Strange Things Are Happening takes up three minutes, 30 seconds and focuses mainly on Minnette’s “behind the scenes” footage from the set. He claims weird, spooky shenanigans took place during the shoot, and the clip shows the result. Like “Guide”, it presents moderate amusement.
For the last featurette, we go to Creaturefied. It spans eight minutes, 56 seconds and provides comments from makeup department head Fionagh Cush and creature makeup designer Steve Prouty.
They lead us through “makeup projects” to be done at home. These show how to create fake blood and a mummy mask. Kids might enjoy these tutorials.
A Cast Screen Test Gallery goes for seven minutes, 16 seconds and provides these pairings: “Dylan Minnette and Odeya Rush”, “Dylan Minnette, Odeya Rush and Jack Black”, “Dylan Minnette and Jack Black” twice. They’re entertaining to see.

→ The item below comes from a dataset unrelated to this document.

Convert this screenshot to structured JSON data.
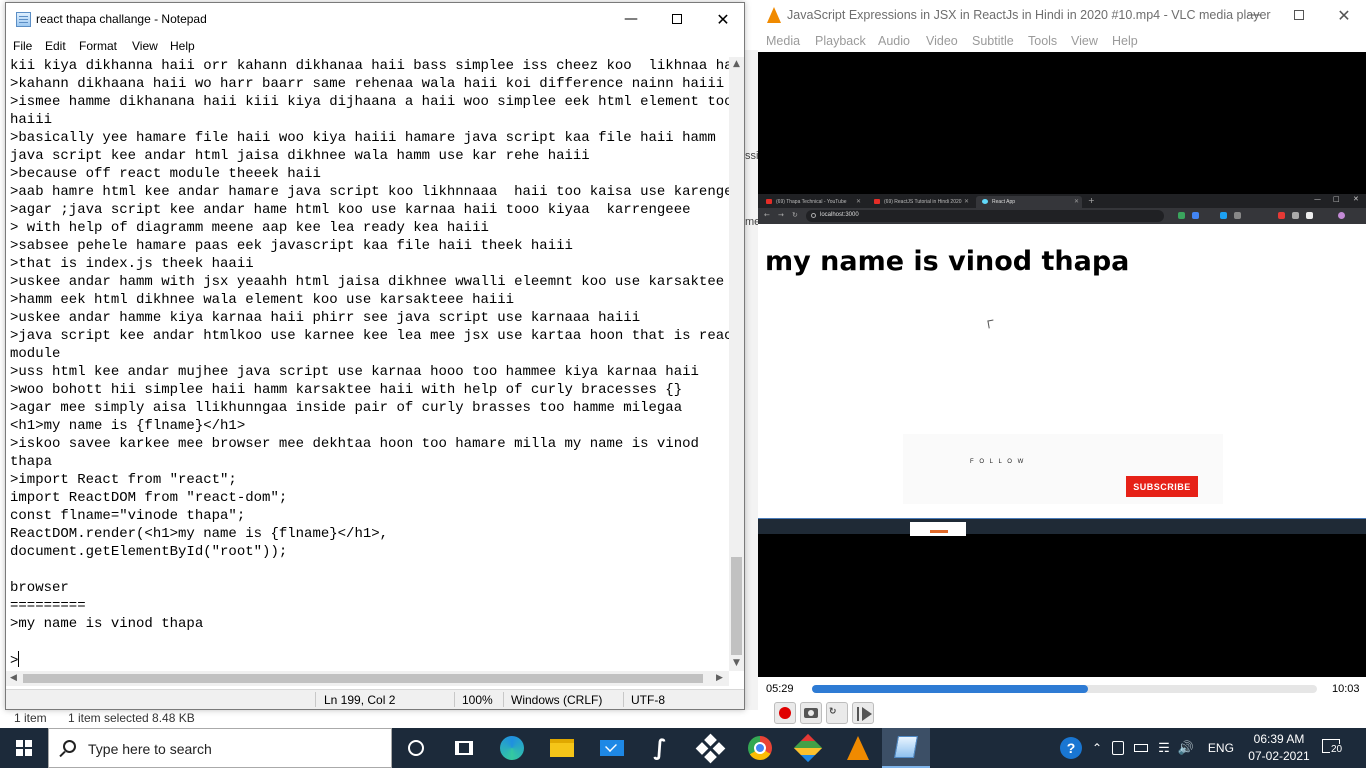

The 2D disc opens with ads for The Goldbergs, Pixels, Hotel Transylvania 2, The Angry Birds Movie, Open Season: Scared Silly and The 5th Wave. No trailer for Goosebumps appears here.
The 3D disc launches with 3D promos for Pixels and Hotel Transylvania 2.
A comedy/horror tale that emphasizes the laughs, Goosebumps delivers a fun adventure. It mixes genres in a loose, lively way that allows it to become a likable romp. The Blu-ray brings excellent picture and audio along with a decent array of bonus materials. Goosebumps offers a solid family film, and the 3D version brings some fun visuals, though it’s not a great presentation.
To rate this film, visit the prior review of GOOSEBUMPS